In asset transactions, a common question is whether an offer of employment from a purchaser is considered new employment or not. A related question is whether such offers can be considered fresh consideration. The Ontario Court of Appeal has reaffirmed that the answer to these two questions is a strong "yes." Readers are cautioned that this decision does not reflect the law in all Canadian jurisdictions.
In Krishnamoorthy v. Olympus Canada Inc., 2017 ONCA 873, Olympus Canada purchased some of the assets of the company that employed Mr. Krishnamoorthy in 2006. Olympus Canada offered employment to Mr. Krishnamoorthy on substantially similar terms as he had with his then-current employer/the vendor, except that it provided for a contractual termination provision that contracted out of common law notice. The offer also indicated that Mr. Krishnamoorthy would be treated as a new employee except as required by applicable legislation or the offer. Mr. Krishnamoorthy signed the employment agreement.
Fast forward nine years and Mr. Krishnamoorthy’s employment agreement was terminated without cause. Olympus Canada offered him compensation in accordance with the 2006 offer of employment. Mr. Krishnamoorthy refused and commenced litigation.
There were a number of issues before the Court, but the key issue for the purposes of this article was whether the 2006 offer of employment from Olympus Canada constituted fresh consideration. If the offer did not constitute fresh consideration, the contractual termination provision would not be binding because, in Ontario, a promise to perform an existing contract is not fresh consideration.
The Ontario Court of Appeal confirmed that the offer of employment from Olympus Canada constituted fresh consideration.

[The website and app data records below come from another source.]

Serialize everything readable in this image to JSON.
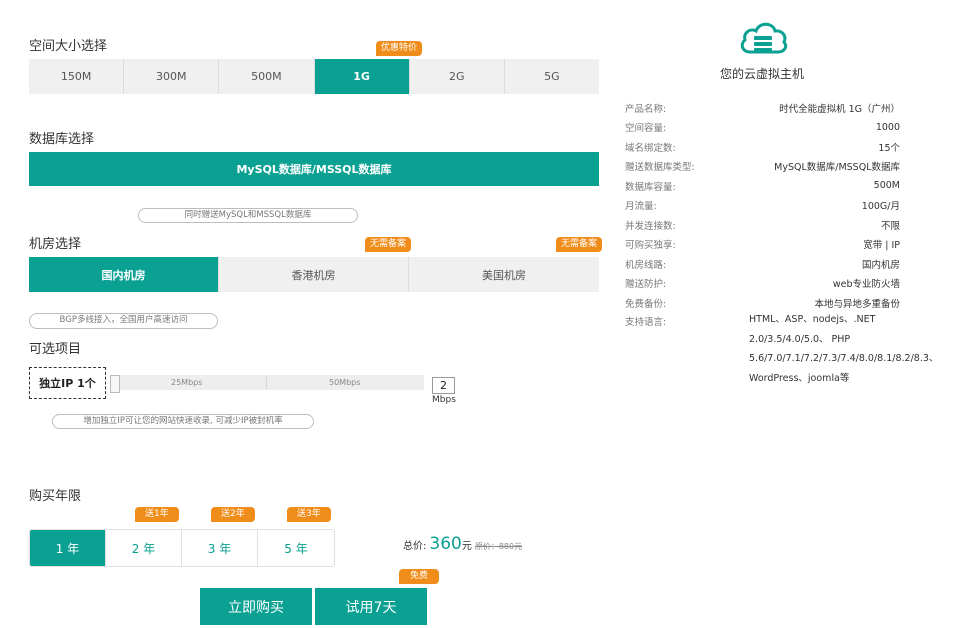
{
  "space": {
    "title": "空间大小选择",
    "badge": "优惠特价",
    "options": [
      "150M",
      "300M",
      "500M",
      "1G",
      "2G",
      "5G"
    ]
  },
  "database": {
    "title": "数据库选择",
    "option": "MySQL数据库/MSSQL数据库",
    "hint": "同时赠送MySQL和MSSQL数据库"
  },
  "room": {
    "title": "机房选择",
    "badge": "无需备案",
    "options": [
      "国内机房",
      "香港机房",
      "美国机房"
    ],
    "hint": "BGP多线接入，全国用户高速访问"
  },
  "optional": {
    "title": "可选项目",
    "ip_label": "独立IP 1个",
    "marks": [
      "25Mbps",
      "50Mbps"
    ],
    "bandwidth_value": "2",
    "unit": "Mbps",
    "hint": "增加独立IP可让您的网站快速收录, 可减少IP被封机率"
  },
  "years": {
    "title": "购买年限",
    "options": [
      "1 年",
      "2 年",
      "3 年",
      "5 年"
    ],
    "gifts": [
      "送1年",
      "送2年",
      "送3年"
    ]
  },
  "price": {
    "label": "总价:",
    "value": "360",
    "unit": "元",
    "original": "原价：880元"
  },
  "buttons": {
    "buy": "立即购买",
    "trial": "试用7天",
    "free_badge": "免费"
  },
  "product": {
    "title": "您的云虚拟主机",
    "accent": "#0aa193",
    "rows": [
      {
        "label": "产品名称:",
        "value": "时代全能虚拟机 1G（广州）"
      },
      {
        "label": "空间容量:",
        "value": "1000"
      },
      {
        "label": "域名绑定数:",
        "value": "15个"
      },
      {
        "label": "赠送数据库类型:",
        "value": "MySQL数据库/MSSQL数据库"
      },
      {
        "label": "数据库容量:",
        "value": "500M"
      },
      {
        "label": "月流量:",
        "value": "100G/月"
      },
      {
        "label": "并发连接数:",
        "value": "不限"
      },
      {
        "label": "可购买独享:",
        "value": "宽带 | IP"
      },
      {
        "label": "机房线路:",
        "value": "国内机房"
      },
      {
        "label": "赠送防护:",
        "value": "web专业防火墙"
      },
      {
        "label": "免费备份:",
        "value": "本地与异地多重备份"
      }
    ],
    "lang_label": "支持语言:",
    "lang_lines": [
      "HTML、ASP、nodejs、.NET",
      "2.0/3.5/4.0/5.0、 PHP",
      "5.6/7.0/7.1/7.2/7.3/7.4/8.0/8.1/8.2/8.3、",
      "WordPress、joomla等"
    ]
  }
}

The Court affirmed that employment standards legislation, which provides for continuity of employment, does not mean continuity for all purposes. However, the Court also ordered a trial on whether the termination clause was invalid, because it is alleged to have not complied with the minimum statutory entitlements under Ontario employment standards legislation and to have had its "substratum … lost" over the years.

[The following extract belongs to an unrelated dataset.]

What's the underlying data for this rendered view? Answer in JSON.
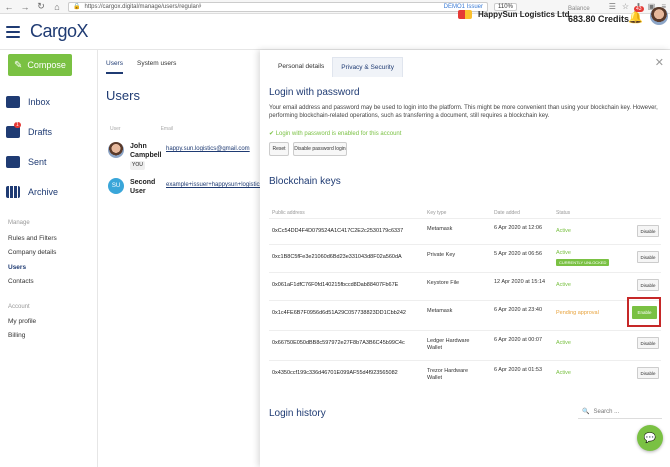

Of course, while this decision provides a fair amount of flexibility to purchasers offering employment to candidates in Ontario, it does not provide guidance on what those terms should be, the enforceability of those terms on other grounds (e.g. termination provisions that comply with employment standards statutory entitlements, and restrictive covenants that satisfy public policy-related tests) or any obligations with respect to those terms. Practically, the flexibility may be limited in some transactions due to a covenant provided by the purchaser. The Ontario Court of Appeal has placed a piece of the puzzle, but prudent purchasers will know that there are often other pieces of the puzzle to consider.